john is working at home depot and get paid with dollars like almost all other americans.He also pay his bills and buy his groceries with dollars. He doesn't have a website that accepts bitcoins, nor does he ask for donations. he is a simple man who get paid for his job, pay bills and mortgage and support his family. So again: HOW DOES HE GET BITCOINS IF NOT BY CONNECTING TO A BANK AND CONVERTING HIS DOLLARS TO BITCOINS?
and maybe a more important question:
How is bitcoin relevant to him and his family? did you ever asked yourself this question?
So to wrap up: i've used bitcoin, didn't find it amazing or groundbreking at this point. If others want to try it - good for them. it is just one click away.
As for tzm: resource based economy is a moneyless system so cryptocurrency is not even relevant to it. It could be used for the transition period though, if it is useful.
How does one initially acquire said bitcoins? I personally have a bitcoin wallet and I utilize it as such. What I do not have is a way to earn bitcoins or a way to use them to pay my living expenses.
In order to acquire your bitcoins, you either have to mine them with rigs, conduct exchanges of capital(services or resources), or buy them with currency. The rig option is now inaccessible to the average person. The capital exchange option is the one that needs greater accessibility and development in order to fully bypass the banking system. This leaves currency purchase as the simpler and easier method of acquisition, until such time as utility businesses accept such as a form of payment.

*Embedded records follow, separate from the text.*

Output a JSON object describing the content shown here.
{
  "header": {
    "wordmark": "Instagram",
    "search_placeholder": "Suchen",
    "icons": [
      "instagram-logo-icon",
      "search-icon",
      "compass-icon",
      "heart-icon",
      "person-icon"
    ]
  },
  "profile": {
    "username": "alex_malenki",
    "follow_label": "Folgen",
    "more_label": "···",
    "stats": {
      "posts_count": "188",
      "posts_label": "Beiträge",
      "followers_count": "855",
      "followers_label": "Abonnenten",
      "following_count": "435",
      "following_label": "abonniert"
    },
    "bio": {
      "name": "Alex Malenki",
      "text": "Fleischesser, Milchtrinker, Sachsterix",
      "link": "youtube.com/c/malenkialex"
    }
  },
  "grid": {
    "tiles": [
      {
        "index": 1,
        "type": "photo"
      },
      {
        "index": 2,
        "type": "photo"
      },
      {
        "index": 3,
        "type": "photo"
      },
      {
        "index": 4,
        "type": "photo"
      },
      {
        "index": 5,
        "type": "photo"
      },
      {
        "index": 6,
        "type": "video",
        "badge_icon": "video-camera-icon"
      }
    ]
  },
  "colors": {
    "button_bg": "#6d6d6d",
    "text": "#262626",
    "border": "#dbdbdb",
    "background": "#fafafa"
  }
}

The last exchange rate was around 276.32 US Dollar per bitcoin the last time I checked. https://www.google.com/?gws_rd=ssl#q...+exchange+rate
If the purchase of said Bitcoin allows me to buy more than $276.32 worth of goods and logistics, then the Bitcoin has greater use as an exchange medium. If the purchase of said Bitcoin only allows me to buy less than $276.32 worth in goods and logistics, then it has less use as a medium of exchange. It's potential is irrelevant if its kinetic is limited.
One way i got BTC was to make media clips and get paid in BTC. It was all done through Max Keiser's Original Crowdfunding website pirateMyFilm.com
You can see My bitcoin documentary from 2012 and other stuff i have done on My youtube.com/eddiezmars
I also invested £200 when btc was still worth £3 each, and when they soared to £800 each i had £50k worth of btc. A great example of crypto
capitalizing non violent peace and sustainability activist.
Sadly all my remaining btc were stolen at the beginning of last year which brings me to my main issue with currency overall crypto or otherwise
If its being used in a culture which has awful inequality and scarcity, it doesn't matter how sound the protocol of the currency, it will not be a vehicle for public health
it will remain a vehicle for totalitarian division and control
so someone stole your money? doesn't make bitcoin sound safe(r)!
agree 100% with your last sentence and btw only in a culture of scarcity is any currency used or needed!!! in a culture of abundance like RBE would be, any kind of currency is simply not needed at all, no matter if it is decentralized or not
Agreed, not needed. But could still be used for games and maybe exchange of unique objects or services like art or blowjobs, and then it'd be a status thing like, whoever gives the best blowjobs, or paintings, or music has a huge balance of crypto-currency. Resource access would not be dependent on currency, everyone would be provided for, having a big stash of currency would be just like puffing out your chest, for sexual selection or whatnot. Who knows. I kind of hope not, but I could imagine it going that way. Humankind are stranger than fiction
Originally Posted by NeoRBE
yeah. I hope not. lol!
Originally Posted by pac3mak3r
Tags for this Thread